- [Data section]

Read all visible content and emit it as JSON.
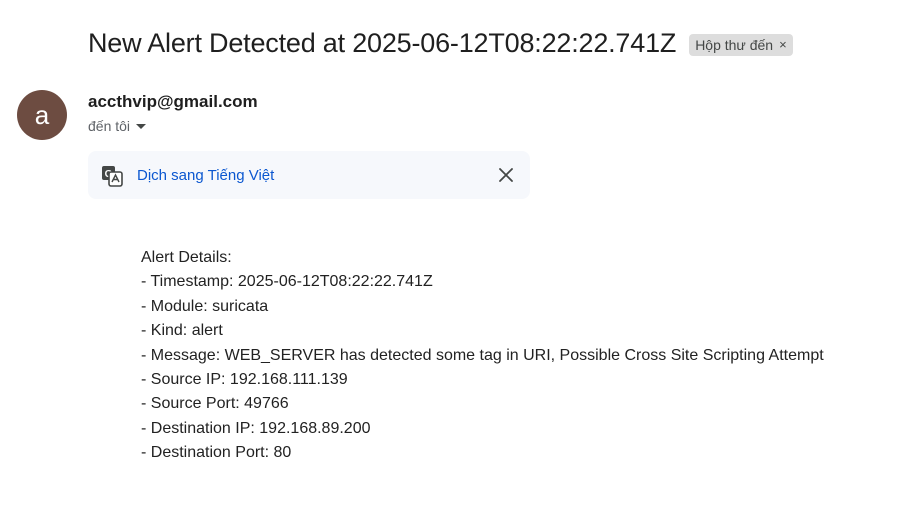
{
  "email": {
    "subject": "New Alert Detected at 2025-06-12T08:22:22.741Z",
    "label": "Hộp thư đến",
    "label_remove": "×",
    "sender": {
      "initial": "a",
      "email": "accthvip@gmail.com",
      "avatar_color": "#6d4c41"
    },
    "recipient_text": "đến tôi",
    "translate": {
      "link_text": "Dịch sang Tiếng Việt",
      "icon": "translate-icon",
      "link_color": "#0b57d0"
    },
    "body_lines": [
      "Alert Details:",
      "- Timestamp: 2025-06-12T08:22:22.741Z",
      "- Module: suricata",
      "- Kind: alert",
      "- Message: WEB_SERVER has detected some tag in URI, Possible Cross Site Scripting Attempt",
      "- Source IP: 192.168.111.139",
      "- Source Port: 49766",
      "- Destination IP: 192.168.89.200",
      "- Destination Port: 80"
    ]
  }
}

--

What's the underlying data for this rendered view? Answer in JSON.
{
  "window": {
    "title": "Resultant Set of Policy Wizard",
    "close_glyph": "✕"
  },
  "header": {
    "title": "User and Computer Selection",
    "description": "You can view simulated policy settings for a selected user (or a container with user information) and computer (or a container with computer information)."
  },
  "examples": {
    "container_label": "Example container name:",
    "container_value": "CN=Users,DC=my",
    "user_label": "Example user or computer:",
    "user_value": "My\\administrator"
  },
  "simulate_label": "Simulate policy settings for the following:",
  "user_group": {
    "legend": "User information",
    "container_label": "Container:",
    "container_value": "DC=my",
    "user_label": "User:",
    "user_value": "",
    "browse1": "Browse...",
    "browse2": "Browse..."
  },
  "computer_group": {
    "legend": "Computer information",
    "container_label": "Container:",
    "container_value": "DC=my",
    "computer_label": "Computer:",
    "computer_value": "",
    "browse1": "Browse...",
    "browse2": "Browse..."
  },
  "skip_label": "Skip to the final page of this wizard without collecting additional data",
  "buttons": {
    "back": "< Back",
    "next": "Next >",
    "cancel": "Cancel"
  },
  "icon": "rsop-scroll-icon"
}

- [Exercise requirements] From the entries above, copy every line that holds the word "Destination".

- [Solution for this exercise]
      "- Destination IP: 192.168.89.200",
      "- Destination Port: 80"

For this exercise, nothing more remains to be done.